Does Child Support Increase If My Salary Increases?
Under Florida law, both parents are financially responsible for helping raise their kids, regardless of whether they are together or not. This is why family courts impose financial obligations on parents during paternity cases and divorce proceedings.
When judges calculate how much child support the non-custodial parent must pay, they will consider the child’s living requirements and the non-custodial parent’s income. Once they determine a fair amount, they will incorporate it into the child support order. If the non-custodial parent fails to make their child support payments, they can face heavy fines and even jail time.
If your salary increases and you pay child support to your child’s other parent, you may be wondering if your support amount will also increase. Depending on your circumstances, your support amount may or may not increase.
Your Child Support Payment Will Not Automatically Increase
The most common reason for modifying a child support amount is when the income of the non-custodial parent changes. Since that parent’s income is among the main factor’s courts consider when determining child support amounts, a substantial change in income could likewise change the child support amount.
This means that if the non-custodial parent’s salary has increased and it would impact the child support amount by 10% or more, it could be considered a substantial enough change to request the court to modify an existing child support amount.
So if you receive a raise or a bonus, it might not necessarily meet the threshold of impacting the existing amount by 10% or more. If it does, however, there’s a possibility that you may need to start paying more child support. But it’s crucial to note that this increase will not automatically happen.
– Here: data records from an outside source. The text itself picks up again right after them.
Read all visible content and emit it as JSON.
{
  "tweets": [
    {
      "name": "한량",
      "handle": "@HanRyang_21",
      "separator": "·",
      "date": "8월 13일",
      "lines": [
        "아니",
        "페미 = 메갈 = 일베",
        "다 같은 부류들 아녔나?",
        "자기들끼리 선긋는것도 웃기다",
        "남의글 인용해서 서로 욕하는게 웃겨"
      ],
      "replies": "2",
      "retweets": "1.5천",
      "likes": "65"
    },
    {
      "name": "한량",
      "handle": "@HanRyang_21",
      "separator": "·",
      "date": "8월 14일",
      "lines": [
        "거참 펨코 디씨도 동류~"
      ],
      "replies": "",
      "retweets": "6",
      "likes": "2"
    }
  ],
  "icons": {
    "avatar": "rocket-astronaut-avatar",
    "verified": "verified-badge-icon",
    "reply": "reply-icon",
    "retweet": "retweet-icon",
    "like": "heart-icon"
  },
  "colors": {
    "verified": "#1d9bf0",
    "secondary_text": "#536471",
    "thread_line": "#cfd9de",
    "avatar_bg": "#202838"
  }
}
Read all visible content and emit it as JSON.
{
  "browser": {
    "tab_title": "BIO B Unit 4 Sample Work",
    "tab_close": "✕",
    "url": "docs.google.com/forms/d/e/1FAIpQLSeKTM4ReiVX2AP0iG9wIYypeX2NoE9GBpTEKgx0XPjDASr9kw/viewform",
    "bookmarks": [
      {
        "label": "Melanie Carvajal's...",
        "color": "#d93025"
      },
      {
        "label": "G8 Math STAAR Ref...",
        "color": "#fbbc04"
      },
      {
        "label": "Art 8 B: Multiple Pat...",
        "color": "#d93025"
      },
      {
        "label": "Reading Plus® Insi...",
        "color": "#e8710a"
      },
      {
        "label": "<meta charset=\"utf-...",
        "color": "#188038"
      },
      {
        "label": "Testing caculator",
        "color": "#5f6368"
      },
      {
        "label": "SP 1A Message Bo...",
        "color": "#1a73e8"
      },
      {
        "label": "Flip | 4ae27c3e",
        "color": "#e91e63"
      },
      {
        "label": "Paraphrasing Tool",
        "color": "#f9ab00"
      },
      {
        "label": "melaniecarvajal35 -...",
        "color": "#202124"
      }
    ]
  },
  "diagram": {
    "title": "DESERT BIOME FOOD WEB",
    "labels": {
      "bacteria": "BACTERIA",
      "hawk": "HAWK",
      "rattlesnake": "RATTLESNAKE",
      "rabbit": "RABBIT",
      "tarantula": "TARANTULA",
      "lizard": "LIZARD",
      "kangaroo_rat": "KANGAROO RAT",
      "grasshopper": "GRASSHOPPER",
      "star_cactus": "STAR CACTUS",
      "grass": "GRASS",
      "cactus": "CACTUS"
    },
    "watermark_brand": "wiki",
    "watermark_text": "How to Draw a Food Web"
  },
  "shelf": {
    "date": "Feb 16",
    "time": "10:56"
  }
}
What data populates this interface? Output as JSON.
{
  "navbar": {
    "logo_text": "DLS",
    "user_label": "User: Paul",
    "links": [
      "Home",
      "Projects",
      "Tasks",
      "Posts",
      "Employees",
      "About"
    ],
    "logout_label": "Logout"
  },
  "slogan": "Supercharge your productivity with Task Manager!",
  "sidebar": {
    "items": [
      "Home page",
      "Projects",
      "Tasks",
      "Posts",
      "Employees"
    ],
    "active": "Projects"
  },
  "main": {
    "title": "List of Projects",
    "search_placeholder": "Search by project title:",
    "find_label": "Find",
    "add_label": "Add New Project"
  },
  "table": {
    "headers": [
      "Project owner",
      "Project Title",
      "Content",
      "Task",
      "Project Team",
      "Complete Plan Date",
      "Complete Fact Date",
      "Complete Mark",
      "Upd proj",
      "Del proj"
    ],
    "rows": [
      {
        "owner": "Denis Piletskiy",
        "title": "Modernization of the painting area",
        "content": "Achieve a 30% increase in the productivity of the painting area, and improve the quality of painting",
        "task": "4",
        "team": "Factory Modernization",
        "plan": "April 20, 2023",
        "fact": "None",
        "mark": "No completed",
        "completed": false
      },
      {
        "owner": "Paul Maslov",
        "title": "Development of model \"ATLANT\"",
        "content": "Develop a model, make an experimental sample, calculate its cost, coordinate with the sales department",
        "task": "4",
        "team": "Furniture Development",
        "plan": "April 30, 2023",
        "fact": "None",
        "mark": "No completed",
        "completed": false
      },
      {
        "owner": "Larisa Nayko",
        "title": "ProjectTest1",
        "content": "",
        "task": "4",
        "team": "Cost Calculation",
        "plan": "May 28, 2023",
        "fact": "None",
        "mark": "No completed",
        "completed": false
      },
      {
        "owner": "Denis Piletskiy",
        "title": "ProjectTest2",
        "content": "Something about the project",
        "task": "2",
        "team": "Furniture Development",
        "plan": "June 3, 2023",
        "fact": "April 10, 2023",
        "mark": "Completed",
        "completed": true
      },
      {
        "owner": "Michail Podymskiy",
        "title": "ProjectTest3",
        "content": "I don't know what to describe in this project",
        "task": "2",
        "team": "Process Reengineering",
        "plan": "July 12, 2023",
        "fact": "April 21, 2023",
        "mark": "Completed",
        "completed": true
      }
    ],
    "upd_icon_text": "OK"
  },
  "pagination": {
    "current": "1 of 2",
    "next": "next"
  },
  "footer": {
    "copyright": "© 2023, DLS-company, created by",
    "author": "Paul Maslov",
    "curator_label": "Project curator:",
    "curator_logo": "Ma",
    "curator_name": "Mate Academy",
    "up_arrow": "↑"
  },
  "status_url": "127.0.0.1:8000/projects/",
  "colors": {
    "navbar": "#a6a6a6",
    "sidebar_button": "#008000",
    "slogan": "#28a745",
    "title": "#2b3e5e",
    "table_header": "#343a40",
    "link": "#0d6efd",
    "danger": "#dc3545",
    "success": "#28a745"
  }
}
The custodial parent must be aware of this salary increase and file a petition for a child support modification. The court must decide whether the custodial parent has grounds for the modification request. For example, if your salary has increased, but the financial needs of your child have remained the same and can still be covered by your existing support amount, the court may consider not modifying the existing support order. The court may also opt to recalculate the amount based on your current income.
You also have the option of not going to the court directly by negotiating with the custodial parent a new support amount, if possible. But if you go this route, you will need your lawyer to draft the new support agreement and file it with the court for approval instead of paying the non-custodial parent more without a court order because you may not get credit for these extra payments in court.
Consult with a Skilled Family Law Attorney in West Palm Beach Today
If you’re going through any child support, custody, or visitation issue or would like to know more about the state laws that apply to your situation, our experienced West Palm Beach family law attorney, Brian McMahon, is ready to help. Contact our office at 561-658-1789 or online to arrange a free consultation with our West Palm Beach family law attorney.